The spectra for the udisplacements (along the cable) at all three cable locations are dominated by the first vertical mode of the deck. The spectra for the vdisplacements (out of the cable plane) at all three cable locations are dominated by the first transverse mode of the structure. The spectra for the wdisplacements (perpendicular to the cable in the cable plane) at all three cable locations show a significant peak at 0.43 Hz. The midspan and 3/4 span (near the deck) location also exhibit a strong peak at 0.29 Hz corresponding to the first vertical mode of the bridge deck. Furthermore, all three locations show a spectral peak corresponding the sixth vertical mode of the deck at 1.26 Hz or the third mode of vibration of the cable at 1.28 Hz. Cable End Rotations Cable end rotations are often of interest in fatigue studies as they influence the bending stress ranges in the anchorage zones. These rotations are comprised of two components: the rotation of the cable end due to changes in sag as a result of increased or decreased load, and the cable anchorage rotations which are a caused by deck deflections. Both of these rotation components do not typically achieve their maximum amplitude at the same time. The individual rotation components as well as the total relative rotation (heavy solid line) between the cable and the anchorage are shown for cable M26 in figure 175. This figure also shows the maximum rotations computed using the influence line approach, which corresponds relatively well to the results obtained from the dynamic analysis. In contrast, the cable end rotations and deck rotation obtained for cable M21, shown in figure 176, display quite a different pattern and clearly show that the maximum relative rotation (heavy solid line) can not be approximated reliably by simply adding the maxima of the individual components. Figure 175. Graph. Deck rotations and cable end rotations for cable M26: Dynamic (train speed = 80 km/h (50 mi/h)) and static. Figure 176. Graph.
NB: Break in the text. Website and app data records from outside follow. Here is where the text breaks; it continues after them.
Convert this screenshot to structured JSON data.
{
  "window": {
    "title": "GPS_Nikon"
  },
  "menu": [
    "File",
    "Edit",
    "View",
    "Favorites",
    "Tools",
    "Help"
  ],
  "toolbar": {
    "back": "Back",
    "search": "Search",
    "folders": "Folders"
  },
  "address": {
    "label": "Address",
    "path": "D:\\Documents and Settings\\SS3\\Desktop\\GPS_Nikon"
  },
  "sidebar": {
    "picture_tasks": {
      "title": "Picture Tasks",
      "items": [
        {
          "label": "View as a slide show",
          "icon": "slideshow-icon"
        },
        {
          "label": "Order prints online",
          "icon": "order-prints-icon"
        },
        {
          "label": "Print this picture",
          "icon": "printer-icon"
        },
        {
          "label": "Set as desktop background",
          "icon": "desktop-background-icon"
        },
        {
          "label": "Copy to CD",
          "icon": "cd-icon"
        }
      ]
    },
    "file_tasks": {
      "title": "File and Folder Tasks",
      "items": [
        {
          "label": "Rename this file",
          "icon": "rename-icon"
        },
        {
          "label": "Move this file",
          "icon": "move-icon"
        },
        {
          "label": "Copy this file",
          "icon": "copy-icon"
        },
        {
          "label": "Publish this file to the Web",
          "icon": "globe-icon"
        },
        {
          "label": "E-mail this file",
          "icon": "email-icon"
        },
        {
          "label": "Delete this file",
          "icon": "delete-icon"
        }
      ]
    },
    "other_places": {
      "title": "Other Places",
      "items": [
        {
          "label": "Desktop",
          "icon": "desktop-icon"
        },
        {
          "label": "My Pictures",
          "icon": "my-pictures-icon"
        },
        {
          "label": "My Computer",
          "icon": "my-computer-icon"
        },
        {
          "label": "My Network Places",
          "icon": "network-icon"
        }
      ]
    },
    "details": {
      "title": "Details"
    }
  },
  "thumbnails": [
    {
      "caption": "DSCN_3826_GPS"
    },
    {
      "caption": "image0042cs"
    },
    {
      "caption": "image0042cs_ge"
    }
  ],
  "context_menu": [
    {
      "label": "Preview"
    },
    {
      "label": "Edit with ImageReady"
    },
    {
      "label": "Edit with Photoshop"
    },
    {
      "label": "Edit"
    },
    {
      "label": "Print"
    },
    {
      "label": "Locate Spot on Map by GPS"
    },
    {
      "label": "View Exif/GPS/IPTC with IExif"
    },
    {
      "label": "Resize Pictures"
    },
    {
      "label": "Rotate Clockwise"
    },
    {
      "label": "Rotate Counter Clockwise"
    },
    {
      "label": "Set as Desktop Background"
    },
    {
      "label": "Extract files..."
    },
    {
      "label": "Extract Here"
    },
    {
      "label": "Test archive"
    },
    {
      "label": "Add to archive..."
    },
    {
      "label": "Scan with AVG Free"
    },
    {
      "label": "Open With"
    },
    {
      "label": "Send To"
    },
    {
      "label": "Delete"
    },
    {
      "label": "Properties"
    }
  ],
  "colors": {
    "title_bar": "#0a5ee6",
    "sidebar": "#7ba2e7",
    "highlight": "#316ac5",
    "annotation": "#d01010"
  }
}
Deck rotations and cable end rotations for cable M21: Dynamic (train speed = 80 km/h (50 mi/h)) and static. CONCLUSIONS Using the model of an actual cablestayed bridge, the cable vibration and moving liveload analysis carried out as part of this study indicate that: